Omicron, with its transformative consequences on this pandemic, has only heightened the stakes. We know how fast it spreads, the numbers speak for themselves, but we also know that the severity of the symptoms appear to be significantly milder. Consequently, the much lower demand on global healthcare systems may be a pathway for the virus to become endemic. The specifics are yet to be determined, but what is clear as day is that the way we are currently dealing with the virus is having devastating consequences, self-isolation rules being among the most egregious examples of this.

If all we cared about was slowing the spread of the virus, we would lock people up for a month. This would certainly reduce case numbers, but obviously also cause far more damage than it prevents.

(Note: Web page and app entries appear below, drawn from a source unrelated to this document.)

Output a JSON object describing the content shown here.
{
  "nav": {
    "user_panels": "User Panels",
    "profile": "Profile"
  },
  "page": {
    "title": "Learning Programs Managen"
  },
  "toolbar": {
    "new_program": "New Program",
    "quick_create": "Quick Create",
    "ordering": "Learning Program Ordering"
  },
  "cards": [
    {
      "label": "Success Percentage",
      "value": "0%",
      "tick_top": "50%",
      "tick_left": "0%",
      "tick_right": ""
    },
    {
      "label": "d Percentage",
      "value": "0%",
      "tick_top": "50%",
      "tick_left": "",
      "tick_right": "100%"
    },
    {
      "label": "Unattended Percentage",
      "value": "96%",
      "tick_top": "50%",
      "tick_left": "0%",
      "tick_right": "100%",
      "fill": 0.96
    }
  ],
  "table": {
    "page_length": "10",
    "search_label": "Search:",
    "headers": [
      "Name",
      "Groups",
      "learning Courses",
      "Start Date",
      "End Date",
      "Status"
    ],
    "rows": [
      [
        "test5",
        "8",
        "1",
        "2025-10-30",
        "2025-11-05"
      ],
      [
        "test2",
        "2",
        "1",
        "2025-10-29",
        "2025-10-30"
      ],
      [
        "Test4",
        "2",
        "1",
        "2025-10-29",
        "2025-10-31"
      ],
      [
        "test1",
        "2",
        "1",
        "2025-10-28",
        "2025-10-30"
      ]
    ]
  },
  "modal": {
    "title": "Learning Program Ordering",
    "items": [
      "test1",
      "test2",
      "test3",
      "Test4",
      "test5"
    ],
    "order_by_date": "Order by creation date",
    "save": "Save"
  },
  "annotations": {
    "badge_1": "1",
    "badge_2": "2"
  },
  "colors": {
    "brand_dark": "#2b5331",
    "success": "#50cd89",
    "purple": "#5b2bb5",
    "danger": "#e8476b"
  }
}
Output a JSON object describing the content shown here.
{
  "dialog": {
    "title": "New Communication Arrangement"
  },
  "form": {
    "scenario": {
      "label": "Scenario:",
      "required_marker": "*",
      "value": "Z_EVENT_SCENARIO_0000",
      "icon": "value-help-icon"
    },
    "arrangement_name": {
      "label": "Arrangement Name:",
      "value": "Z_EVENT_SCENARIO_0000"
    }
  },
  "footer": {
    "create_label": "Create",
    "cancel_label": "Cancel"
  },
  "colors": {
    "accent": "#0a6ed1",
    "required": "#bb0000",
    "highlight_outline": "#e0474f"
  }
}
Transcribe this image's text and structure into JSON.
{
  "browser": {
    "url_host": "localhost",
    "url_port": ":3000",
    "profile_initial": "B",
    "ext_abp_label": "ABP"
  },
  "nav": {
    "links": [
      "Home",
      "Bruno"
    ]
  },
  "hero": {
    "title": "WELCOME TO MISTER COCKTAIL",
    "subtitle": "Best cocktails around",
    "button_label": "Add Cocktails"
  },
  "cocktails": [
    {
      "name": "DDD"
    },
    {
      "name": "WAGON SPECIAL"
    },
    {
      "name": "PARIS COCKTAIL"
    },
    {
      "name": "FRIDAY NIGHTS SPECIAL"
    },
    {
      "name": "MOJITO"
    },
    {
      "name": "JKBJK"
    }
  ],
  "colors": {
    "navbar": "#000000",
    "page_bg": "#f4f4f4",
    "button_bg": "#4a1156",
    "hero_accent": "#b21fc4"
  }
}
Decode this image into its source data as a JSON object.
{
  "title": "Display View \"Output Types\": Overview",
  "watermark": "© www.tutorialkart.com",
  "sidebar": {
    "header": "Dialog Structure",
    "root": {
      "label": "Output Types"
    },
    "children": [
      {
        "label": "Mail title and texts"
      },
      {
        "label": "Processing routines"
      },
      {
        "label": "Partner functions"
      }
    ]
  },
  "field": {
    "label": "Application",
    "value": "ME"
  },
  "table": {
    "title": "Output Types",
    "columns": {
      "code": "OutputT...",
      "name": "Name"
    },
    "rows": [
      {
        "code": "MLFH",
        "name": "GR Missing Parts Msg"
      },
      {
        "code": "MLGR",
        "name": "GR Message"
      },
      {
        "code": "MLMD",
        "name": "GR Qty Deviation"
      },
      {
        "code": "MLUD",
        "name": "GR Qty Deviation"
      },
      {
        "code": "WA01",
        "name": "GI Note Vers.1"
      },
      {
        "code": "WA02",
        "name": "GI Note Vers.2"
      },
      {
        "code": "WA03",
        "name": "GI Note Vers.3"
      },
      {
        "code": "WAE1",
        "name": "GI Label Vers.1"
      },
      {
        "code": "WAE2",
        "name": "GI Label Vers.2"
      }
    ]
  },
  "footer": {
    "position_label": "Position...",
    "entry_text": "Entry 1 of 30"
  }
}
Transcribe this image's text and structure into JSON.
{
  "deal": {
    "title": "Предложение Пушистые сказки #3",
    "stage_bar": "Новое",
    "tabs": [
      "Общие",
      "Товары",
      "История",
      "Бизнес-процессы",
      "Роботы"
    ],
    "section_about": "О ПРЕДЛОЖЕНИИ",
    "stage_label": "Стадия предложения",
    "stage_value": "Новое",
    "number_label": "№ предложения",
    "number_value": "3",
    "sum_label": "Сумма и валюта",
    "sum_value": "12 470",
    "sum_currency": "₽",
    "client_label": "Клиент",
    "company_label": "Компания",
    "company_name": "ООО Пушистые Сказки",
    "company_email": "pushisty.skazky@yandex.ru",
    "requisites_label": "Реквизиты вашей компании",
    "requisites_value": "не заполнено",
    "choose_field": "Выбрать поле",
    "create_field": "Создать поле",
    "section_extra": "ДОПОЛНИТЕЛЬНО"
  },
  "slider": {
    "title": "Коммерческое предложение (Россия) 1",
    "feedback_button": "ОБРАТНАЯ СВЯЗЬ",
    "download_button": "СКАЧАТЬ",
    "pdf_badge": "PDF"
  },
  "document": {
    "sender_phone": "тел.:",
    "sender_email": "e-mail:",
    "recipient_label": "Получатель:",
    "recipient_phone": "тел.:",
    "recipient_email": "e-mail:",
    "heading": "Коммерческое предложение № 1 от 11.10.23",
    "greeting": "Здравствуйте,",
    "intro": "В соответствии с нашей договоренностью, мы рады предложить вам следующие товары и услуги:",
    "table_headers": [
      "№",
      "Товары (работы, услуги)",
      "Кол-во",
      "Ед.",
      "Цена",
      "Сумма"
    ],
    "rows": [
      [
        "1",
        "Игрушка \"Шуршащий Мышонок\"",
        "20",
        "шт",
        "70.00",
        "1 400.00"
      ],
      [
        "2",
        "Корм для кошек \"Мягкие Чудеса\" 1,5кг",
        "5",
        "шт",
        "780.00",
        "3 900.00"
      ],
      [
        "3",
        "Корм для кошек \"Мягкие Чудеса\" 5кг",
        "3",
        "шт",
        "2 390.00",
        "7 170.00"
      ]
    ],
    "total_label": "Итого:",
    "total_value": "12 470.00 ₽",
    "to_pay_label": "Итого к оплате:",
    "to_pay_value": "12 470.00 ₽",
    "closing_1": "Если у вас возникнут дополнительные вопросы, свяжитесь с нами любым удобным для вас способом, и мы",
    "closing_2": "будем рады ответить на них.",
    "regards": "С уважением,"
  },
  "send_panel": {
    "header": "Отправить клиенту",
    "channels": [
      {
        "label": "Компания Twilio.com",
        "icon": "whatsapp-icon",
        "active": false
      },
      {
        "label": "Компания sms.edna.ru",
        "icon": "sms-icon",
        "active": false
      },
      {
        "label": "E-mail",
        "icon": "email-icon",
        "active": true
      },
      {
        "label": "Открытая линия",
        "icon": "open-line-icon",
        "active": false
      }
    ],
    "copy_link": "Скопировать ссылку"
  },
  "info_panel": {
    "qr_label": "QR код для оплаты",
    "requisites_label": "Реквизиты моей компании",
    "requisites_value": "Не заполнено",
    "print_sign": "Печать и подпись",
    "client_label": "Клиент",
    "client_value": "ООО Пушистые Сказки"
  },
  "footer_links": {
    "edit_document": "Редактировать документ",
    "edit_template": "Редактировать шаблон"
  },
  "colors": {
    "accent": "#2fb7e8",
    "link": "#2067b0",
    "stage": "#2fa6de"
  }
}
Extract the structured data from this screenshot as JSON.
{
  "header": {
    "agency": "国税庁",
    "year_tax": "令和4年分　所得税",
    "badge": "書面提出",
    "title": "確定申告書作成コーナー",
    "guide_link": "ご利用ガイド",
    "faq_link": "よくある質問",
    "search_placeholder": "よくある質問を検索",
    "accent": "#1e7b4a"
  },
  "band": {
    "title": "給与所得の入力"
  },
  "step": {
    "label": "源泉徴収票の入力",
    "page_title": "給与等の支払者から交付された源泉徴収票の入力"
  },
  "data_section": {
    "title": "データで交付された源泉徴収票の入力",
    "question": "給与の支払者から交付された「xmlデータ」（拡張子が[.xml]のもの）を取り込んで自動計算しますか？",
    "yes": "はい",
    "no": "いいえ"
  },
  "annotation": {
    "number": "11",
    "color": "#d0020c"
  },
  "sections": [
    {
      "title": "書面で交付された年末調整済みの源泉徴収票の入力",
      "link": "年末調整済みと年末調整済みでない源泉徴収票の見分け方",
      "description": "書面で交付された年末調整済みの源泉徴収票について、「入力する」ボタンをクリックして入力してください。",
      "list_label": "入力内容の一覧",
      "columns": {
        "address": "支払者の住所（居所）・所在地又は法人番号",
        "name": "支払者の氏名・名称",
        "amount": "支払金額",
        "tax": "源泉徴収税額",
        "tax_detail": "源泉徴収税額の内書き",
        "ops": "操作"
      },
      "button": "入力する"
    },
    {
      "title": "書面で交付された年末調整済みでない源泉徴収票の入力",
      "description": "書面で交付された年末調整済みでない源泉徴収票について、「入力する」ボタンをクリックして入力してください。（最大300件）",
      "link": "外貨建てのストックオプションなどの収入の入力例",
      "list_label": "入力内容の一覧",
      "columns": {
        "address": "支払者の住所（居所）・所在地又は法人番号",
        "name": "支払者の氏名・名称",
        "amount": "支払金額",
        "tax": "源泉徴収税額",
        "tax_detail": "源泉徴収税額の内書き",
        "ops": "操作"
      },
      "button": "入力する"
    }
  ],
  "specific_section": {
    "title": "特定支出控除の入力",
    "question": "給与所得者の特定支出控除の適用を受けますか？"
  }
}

Over the pandemic, we’ve moved from fourteen days of isolation to seven. What will be the next step? The Centre for Disease Control in the US have boldly settled on five days, with precautions required, to alleviate pressure on the economy and society. To me, that seems like a conversation we need to have now. At some stage, the number must reach zero.

As things stand, the most immediate threat to the NHS is not the number of Covid patients, it’s the number of health staff being forced to isolate. Reducing the self-isolation period would free up thousands of people to carry out their life-saving work. Removing two days would mean countless hours back into the system. Would that allow the virus to spread more? Perhaps, but we must find a balance. How many lives would be saved or prolonged by those extra staff being available to the NHS?

Across our Rutherford private healthcare network, we’ve had oncologists, radiographers, technicians and even me sitting at home unable to work, despite feeling perfectly healthy. With the cancer backlog as devastating as it is, can we honestly say that’s the best use of time? And it’s not just healthcare. Just look at HGV drivers, teachers, refuse collectors, pilots, engineers and the police, to name a few. The damage of significantly reducing these services is immeasurable.

Glenn Reynolds insists that “we must make public-health authorities accountable for their lies.”